▶ _Aim of the exercise_:
Whenever the word "SHIFT" turns up in a line below, that line should be copied.

[Component data from apps and pages]
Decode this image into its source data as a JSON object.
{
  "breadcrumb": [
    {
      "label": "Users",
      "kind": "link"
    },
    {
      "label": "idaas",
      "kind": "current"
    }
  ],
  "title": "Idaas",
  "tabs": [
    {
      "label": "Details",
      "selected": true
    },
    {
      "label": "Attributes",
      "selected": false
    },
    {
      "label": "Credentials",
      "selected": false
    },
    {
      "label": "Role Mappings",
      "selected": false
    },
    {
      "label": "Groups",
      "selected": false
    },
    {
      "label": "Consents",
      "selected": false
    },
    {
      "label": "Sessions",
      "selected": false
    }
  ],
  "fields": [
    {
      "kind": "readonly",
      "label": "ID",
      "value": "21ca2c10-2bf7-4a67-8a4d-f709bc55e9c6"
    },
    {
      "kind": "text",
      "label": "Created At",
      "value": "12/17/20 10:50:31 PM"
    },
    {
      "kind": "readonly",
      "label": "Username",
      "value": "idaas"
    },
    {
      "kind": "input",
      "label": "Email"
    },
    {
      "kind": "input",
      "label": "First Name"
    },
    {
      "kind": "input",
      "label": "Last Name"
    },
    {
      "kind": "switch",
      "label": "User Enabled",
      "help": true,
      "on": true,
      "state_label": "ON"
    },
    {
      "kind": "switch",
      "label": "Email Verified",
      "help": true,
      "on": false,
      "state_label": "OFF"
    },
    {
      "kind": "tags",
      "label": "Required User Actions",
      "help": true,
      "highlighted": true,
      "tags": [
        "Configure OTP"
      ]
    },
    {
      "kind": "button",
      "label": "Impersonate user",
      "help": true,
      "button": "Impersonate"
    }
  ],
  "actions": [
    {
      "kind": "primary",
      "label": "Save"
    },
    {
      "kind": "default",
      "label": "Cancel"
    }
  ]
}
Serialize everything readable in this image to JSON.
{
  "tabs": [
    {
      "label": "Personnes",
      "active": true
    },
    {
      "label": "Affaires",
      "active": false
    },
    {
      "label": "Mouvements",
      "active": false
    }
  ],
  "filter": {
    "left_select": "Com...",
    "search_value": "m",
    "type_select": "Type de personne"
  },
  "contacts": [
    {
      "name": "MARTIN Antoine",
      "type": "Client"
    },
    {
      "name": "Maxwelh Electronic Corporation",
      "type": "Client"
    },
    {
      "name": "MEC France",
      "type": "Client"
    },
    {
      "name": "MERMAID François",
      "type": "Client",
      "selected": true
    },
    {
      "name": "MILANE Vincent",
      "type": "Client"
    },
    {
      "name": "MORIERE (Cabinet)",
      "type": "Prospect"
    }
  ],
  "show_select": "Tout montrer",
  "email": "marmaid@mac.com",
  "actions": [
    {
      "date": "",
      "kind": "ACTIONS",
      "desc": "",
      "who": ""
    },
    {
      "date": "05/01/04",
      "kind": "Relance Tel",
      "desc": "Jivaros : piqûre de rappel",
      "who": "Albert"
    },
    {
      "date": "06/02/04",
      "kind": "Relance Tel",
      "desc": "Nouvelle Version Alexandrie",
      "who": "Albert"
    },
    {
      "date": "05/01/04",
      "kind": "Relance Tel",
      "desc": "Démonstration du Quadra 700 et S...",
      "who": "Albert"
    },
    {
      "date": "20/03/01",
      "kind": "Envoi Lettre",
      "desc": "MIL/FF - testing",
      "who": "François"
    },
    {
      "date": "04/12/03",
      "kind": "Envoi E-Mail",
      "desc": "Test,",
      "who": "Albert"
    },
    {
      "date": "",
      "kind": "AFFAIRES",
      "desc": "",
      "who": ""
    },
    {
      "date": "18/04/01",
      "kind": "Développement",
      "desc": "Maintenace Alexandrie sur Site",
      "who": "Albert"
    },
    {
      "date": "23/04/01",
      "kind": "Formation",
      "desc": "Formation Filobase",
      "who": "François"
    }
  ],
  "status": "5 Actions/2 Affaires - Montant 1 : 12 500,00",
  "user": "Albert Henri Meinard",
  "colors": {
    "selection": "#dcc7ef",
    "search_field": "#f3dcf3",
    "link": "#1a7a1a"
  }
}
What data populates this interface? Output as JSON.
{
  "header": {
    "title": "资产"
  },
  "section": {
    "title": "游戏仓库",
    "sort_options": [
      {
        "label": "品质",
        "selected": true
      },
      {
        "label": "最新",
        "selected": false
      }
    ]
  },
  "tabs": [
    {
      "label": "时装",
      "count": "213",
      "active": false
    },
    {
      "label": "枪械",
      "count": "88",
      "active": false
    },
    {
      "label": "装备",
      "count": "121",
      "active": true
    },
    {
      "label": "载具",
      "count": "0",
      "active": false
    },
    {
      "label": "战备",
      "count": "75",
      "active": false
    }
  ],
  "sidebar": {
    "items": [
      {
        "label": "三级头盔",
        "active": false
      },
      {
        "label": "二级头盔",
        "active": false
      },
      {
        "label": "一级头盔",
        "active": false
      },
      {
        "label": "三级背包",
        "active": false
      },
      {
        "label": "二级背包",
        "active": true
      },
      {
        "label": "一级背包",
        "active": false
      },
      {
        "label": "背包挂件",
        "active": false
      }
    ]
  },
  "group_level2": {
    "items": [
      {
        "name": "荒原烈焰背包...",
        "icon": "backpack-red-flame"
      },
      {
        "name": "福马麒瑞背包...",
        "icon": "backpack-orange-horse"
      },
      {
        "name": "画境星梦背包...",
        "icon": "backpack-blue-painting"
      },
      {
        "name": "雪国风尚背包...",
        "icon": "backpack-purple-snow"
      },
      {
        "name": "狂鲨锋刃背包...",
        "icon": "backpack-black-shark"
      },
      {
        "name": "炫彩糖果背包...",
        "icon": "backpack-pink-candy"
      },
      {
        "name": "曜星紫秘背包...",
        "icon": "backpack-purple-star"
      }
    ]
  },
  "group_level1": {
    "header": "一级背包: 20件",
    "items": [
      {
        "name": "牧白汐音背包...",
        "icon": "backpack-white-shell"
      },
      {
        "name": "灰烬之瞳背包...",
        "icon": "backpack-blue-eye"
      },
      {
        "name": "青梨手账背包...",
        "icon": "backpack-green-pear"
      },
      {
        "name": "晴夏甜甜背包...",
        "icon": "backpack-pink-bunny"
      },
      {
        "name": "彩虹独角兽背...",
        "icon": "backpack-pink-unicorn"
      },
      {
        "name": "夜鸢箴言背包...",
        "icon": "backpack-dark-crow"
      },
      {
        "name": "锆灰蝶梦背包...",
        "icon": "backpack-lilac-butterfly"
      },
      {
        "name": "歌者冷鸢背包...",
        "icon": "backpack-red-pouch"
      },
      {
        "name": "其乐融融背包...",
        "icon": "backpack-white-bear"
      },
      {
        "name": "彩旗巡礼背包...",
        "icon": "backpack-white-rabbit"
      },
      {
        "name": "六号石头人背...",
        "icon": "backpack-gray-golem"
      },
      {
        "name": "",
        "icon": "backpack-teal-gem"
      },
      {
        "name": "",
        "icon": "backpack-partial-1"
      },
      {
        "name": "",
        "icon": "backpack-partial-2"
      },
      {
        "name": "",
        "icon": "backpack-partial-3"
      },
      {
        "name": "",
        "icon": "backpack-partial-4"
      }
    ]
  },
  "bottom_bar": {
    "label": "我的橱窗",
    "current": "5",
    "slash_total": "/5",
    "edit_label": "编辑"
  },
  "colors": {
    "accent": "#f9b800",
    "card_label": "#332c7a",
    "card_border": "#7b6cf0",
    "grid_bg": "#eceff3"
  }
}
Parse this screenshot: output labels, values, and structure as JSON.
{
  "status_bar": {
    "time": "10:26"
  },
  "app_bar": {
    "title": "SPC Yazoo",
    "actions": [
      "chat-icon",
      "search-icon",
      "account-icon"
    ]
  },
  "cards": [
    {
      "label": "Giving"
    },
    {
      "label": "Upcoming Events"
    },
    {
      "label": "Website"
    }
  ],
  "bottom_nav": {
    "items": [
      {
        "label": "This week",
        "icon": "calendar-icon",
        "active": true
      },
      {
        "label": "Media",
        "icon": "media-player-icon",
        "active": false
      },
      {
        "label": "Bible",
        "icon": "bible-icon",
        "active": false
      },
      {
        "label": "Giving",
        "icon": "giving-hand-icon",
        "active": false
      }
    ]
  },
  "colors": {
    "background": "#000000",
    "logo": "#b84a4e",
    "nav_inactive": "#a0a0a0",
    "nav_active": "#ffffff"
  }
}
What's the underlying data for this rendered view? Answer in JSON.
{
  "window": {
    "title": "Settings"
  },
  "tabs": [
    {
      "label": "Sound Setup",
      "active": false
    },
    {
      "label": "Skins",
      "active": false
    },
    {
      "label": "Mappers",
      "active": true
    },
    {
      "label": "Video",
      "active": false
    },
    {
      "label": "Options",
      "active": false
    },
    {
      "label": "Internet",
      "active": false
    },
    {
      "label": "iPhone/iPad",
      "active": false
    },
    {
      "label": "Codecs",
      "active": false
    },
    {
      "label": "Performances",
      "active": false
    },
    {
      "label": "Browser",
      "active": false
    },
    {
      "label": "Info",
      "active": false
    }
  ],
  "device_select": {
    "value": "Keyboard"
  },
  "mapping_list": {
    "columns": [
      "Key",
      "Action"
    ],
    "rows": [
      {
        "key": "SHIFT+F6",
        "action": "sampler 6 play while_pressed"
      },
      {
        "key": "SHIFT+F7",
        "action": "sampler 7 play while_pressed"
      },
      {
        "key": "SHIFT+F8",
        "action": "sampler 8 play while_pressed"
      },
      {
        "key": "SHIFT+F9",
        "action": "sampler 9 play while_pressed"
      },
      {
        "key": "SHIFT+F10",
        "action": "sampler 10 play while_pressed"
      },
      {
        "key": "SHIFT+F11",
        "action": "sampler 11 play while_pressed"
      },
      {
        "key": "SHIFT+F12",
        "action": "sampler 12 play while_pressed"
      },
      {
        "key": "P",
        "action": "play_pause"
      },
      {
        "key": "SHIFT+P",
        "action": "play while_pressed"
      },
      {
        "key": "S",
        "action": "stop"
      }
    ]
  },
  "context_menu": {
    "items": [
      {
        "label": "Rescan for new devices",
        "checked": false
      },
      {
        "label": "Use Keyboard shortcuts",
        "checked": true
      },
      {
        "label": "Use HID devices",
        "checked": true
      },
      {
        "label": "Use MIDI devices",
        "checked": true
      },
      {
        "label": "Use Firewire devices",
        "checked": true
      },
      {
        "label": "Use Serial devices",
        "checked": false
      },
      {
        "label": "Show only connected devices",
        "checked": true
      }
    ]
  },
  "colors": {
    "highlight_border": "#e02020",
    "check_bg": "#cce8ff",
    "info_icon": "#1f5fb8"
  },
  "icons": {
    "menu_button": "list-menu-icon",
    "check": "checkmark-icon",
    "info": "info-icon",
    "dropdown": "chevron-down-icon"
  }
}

▶ _Output of the exercise_:
        "key": "SHIFT+F6",
        "key": "SHIFT+F7",
        "key": "SHIFT+F8",
        "key": "SHIFT+F9",
        "key": "SHIFT+F10",
        "key": "SHIFT+F11",
        "key": "SHIFT+F12",
        "key": "SHIFT+P",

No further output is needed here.